At ION we researched the optimal level of all essential vitamins and minerals and developed the Optimum Daily Amount (ODA). This is not what you need to supplement because, of course, you need to subtract what you can get from a good diet. For example, it is crazy to take an ‘RDA’ multivitamin and mineral because that would assume, if you believe that the RDA levels are enough, that you are eating nothing. For example, the RDA of calcium is 800mg, but the average person takes in 900mg from diet. So, why supplement any? The ODA is 1,000mg, or 1,200mg if you are older, and if you eat a reasonably healthy diet but with less dairy you’ll achieve 800mg from your food, so it’s worth supplementing 200 (if you’re younger) to 400mg (if you’re older).

The main shortfalls of multivitamins and minerals are the ‘big’ minerals. Few give you 200mg of calcium, and even fewer give you 150mg of magnesium, which is the shortfall between ODA (500mg) and what a good diet can give you (350mg). Other minerals like chromium, molybdenum and boron are often left out because there is no established RDA yet.

Another vitamin that is often undersupplied is vitamin D. Scandinavain countries have doubled the basic RDA from 5 to 10mcg, but my research shows that 15mcg (600iu) is optimal, backed up with eating oily fish, eggs and getting some sun exposure, which can give you a further 15mcg. The ODA is 30mcg.

Check out the multi you are taking which should, in any event, be taken twice a day since most vitamins are water-soluble and in and out of the body within 6 hours.


How much vitamin C do you really need? I explored this and wrote about it in Issue 82 of my newsletter, available to 100% Health Club members. Based on the evidence, the most conservative view would be 400mg a day although there is good reason to take in 2,000mg a day, especially if you are older.

Now, that’s way too much to put in a multi, hence the need for a stand alone vitamin C supplement of 900mg, taken twice a day. I take one with extra black elderberry, bilberry, zinc and ginger because, if you get a cold and bump up the dose, these can help.


Omega 3 and 6 fats are essential for your health for two main reasons:

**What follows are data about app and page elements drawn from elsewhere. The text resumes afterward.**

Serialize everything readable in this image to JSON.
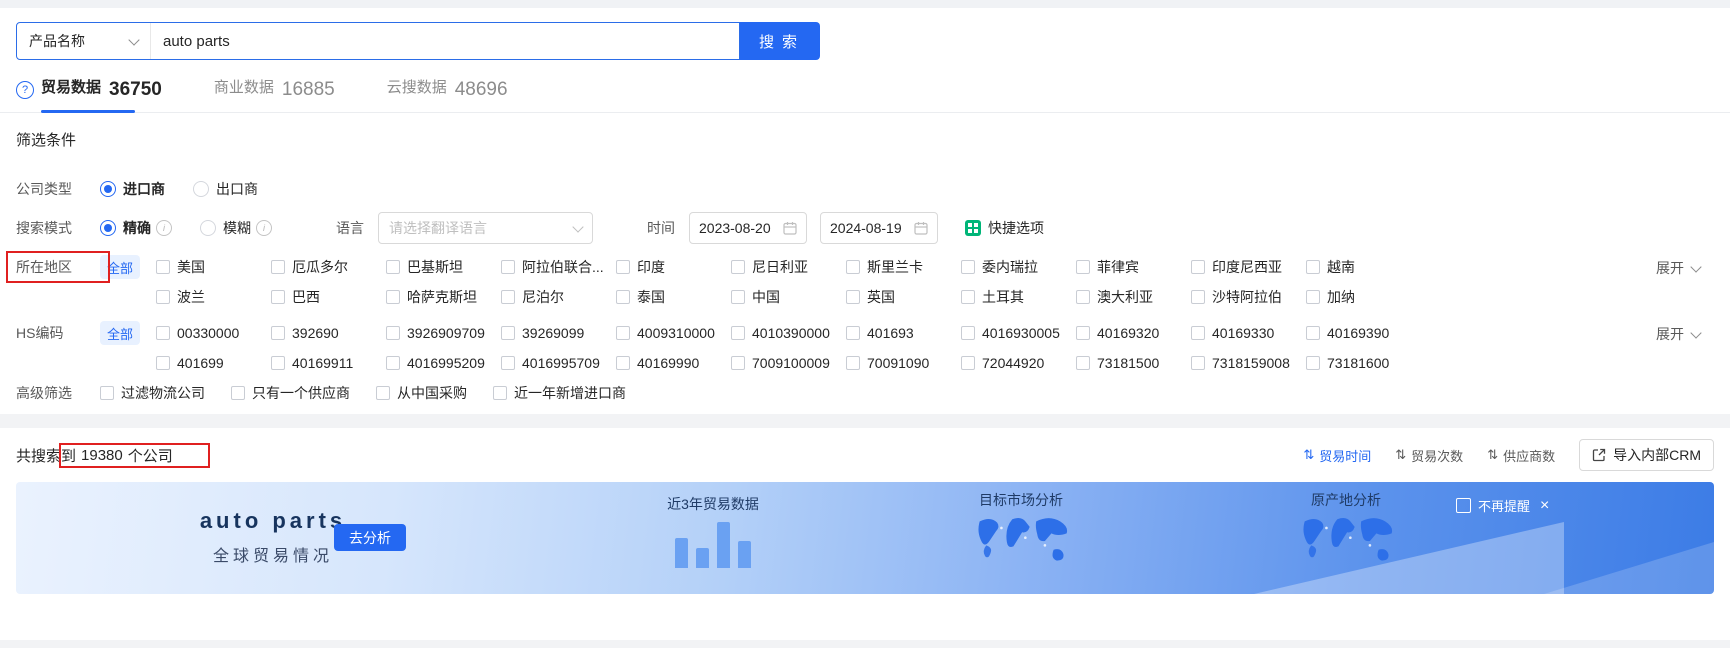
{
  "colors": {
    "primary": "#2468f2",
    "primary_light_bg": "#e8f1ff",
    "annotation_red": "#e02020",
    "quick_icon_green": "#00b578"
  },
  "icons": {
    "help": "?",
    "info": "i",
    "sort": "⇅",
    "close": "×"
  },
  "search_bar": {
    "category": "产品名称",
    "query": "auto parts",
    "search_button": "搜索"
  },
  "tabs": [
    {
      "label": "贸易数据",
      "count": "36750"
    },
    {
      "label": "商业数据",
      "count": "16885"
    },
    {
      "label": "云搜数据",
      "count": "48696"
    }
  ],
  "filters": {
    "title": "筛选条件",
    "company_type": {
      "label": "公司类型",
      "importer": "进口商",
      "exporter": "出口商"
    },
    "search_mode": {
      "label": "搜索模式",
      "exact": "精确",
      "fuzzy": "模糊"
    },
    "language": {
      "label": "语言",
      "placeholder": "请选择翻译语言"
    },
    "time": {
      "label": "时间",
      "start_date": "2023-08-20",
      "end_date": "2024-08-19",
      "quick_options": "快捷选项"
    },
    "region": {
      "label": "所在地区",
      "all_button": "全部",
      "expand": "展开",
      "row1": [
        "美国",
        "厄瓜多尔",
        "巴基斯坦",
        "阿拉伯联合...",
        "印度",
        "尼日利亚",
        "斯里兰卡",
        "委内瑞拉",
        "菲律宾",
        "印度尼西亚",
        "越南"
      ],
      "row2": [
        "波兰",
        "巴西",
        "哈萨克斯坦",
        "尼泊尔",
        "泰国",
        "中国",
        "英国",
        "土耳其",
        "澳大利亚",
        "沙特阿拉伯",
        "加纳"
      ]
    },
    "hs_code": {
      "label": "HS编码",
      "all_button": "全部",
      "expand": "展开",
      "row1": [
        "00330000",
        "392690",
        "3926909709",
        "39269099",
        "4009310000",
        "4010390000",
        "401693",
        "4016930005",
        "40169320",
        "40169330",
        "40169390"
      ],
      "row2": [
        "401699",
        "40169911",
        "4016995209",
        "4016995709",
        "40169990",
        "7009100009",
        "70091090",
        "72044920",
        "73181500",
        "7318159008",
        "73181600"
      ]
    },
    "advanced": {
      "label": "高级筛选",
      "options": [
        "过滤物流公司",
        "只有一个供应商",
        "从中国采购",
        "近一年新增进口商"
      ]
    }
  },
  "results": {
    "summary_prefix": "共搜索到",
    "count": "19380",
    "summary_suffix": "个公司",
    "sorts": [
      {
        "label": "贸易时间"
      },
      {
        "label": "贸易次数"
      },
      {
        "label": "供应商数"
      }
    ],
    "crm_button": "导入内部CRM"
  },
  "banner": {
    "title": "auto parts",
    "subtitle": "全球贸易情况",
    "analyze_button": "去分析",
    "chart_title": "近3年贸易数据",
    "market_title": "目标市场分析",
    "origin_title": "原产地分析",
    "dismiss_label": "不再提醒"
  }
}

  1. They are essential for every single cell in your body, including your skin and your brain, the dry weight of which is 60% fat. They make ‘prostaglandins’ which are involved in a huge range of different functions in the body.
  2. They cannot be made by your body so you need to obtain them through your diet. So much so that the Food Standards Agency (FSA) suggest that fish should be eaten every week (for women they recommend 2 portions of fish a week and up to 4 portions for men). However many people do not like the taste of fish and there is also the worry about heavy metal pollution like harmful mercury and PCB’s. Good quality fish oil supplements can be purified to eliminate these pollutants. I do both – eat oily fish and take essential fat supplements.

The most potent omega-6 fat is GLA (aim for 50mg a day). The most potent omega-3s are EPA and DHA. Aim for a combined amount of 600mg a day of these.


Your brain cell membranes are made of phospholipids (mainly phosphatidyl serine and choline), attached to omega-3 fats. These are ‘connected’ by methylation, which depends on B vitamins and methyl nutrients, the most important being tri-METHYL-glycine (TMG), giving three methyl units. These are essential nutrients for the brain so I take a brain food formula daily.


While a good multi is providing all the vitamins and minerals that act as antioxidants (vitamin A,C,E, zinc and selenium) there is an exact sequence of antioxidants and their ‘loaders’. For example, vitamin E is reloaded (once ‘spent and oxidised) by CoQ10; vitamin C is reloaded by beta-carotene and alpha-lipoic acid; glutathione is reloaded by resveratrol (see diagram below). Some of these are not easy to get, and most multis don’t include them. Also, the older you get, or the more active you are, the more antioxidants you need – oxidation is the basis of ageing.

I take a combination of these every day as well as eating antioxidant rich foods.

So, these are my five daily supplement essentials:

  • Vitamins & minerals
  • Extra vitamin C and synergistic nutrients
  • Essential fats
  • Phospholipids and methyl nutrients
  • Antioxidants

You can find my range of supplements at